Home Press Releases 3D printing in the corona crisis: a technology demonstrates flexibility and innovation

3D printing in the corona crisis: a technology demonstrates flexibility and innovation

Few industries have reacted so quickly and innovatively to the COVID-19 crisis as the additive manufacturing (AM) industry. Immediately after the first delivery bottlenecks became apparent, numerous solutions emerged from the community.

Although the AM industry has not been entirely spared from the consequences of the COVID-19 crisis, the sector shines like no other, and it is actively and innovatively resolving supply issues in medicine and industry. According to Dr Johannes Gartner of the Johannes Kepler University (www.jku.at), this is hardly surprising. ‘The ability to react quickly to complex challenges is deeply rooted in the DNA of 3D printing,’ says the innovation researcher, who sees additive manufacturing as digital and interdisciplinary technology. In every printing process, a combination of materials science, process engineering and mechanical engineering can be observed. In the product development phase, these interdisciplinary skills are enriched by the creativity and expert knowledge of the application industry. ‘This interdisciplinary interaction enables a high degree of flexibility and leads to strong innovative ability. The resulting competencies not only stick to the AM machine but also become part of the company culture,’ says Gartner. The strength of these valuable skills is particularly evident in highly dynamic environments and during crises.

The crisis as an opportunity

‘The crisis has once again demonstrated the potential of additive manufacturing to react quickly to complex challenges,’ confirms Dr Johannes Homa, president of AM Austria. During the crisis, the technology platform of the Austrian AM industry started its own initiative to pursue the goal of making AM resources accessible at short notice that enjoys broad national and international participation. ‘The flexibility, as well as the variety of materials available, make additive manufacturing the ideal technology to react quickly to changing challenges. Furthermore, it also enables regional and independent production – not only in times of crisis,’ says Homa. Corresponding examples can be found at the Viennese company Cubicure (www.cubicure.com) as well as at the TU-Graz (www.tugraz.at). During the crisis, the 3D printer manufacturer developed sterilizable filter masks on short notice, and the Institute of Innovation and Industrial Management printed face shields for Styrian hospitals.

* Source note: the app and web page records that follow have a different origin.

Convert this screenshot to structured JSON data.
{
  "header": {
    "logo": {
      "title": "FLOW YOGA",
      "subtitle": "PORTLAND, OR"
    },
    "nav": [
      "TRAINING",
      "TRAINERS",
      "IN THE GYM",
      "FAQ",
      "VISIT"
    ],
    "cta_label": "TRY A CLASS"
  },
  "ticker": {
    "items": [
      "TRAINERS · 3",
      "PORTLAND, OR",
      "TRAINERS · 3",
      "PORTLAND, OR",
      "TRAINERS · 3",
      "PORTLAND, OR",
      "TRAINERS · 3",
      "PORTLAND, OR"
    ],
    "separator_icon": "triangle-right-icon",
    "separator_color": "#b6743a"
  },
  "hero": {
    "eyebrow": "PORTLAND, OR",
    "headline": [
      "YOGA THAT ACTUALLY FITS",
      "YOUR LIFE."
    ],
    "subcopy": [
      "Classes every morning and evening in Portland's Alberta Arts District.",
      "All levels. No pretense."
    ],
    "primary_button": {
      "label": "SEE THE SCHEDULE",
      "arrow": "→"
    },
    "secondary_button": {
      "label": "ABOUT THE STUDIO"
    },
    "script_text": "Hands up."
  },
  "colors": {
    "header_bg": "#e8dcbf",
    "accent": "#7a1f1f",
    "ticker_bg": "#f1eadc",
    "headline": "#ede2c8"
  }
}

Based on what is happening during the COVID-19 crisis, and to make the advantages of additive manufacturing accessible to as many recipients as possible, the technology platform AM Austria has announced an increased commitment. ‘We are going to develop existing quality standards further and advocate for more favourable framework conditions to utilize the full potential of additive manufacturing,’ says Homa.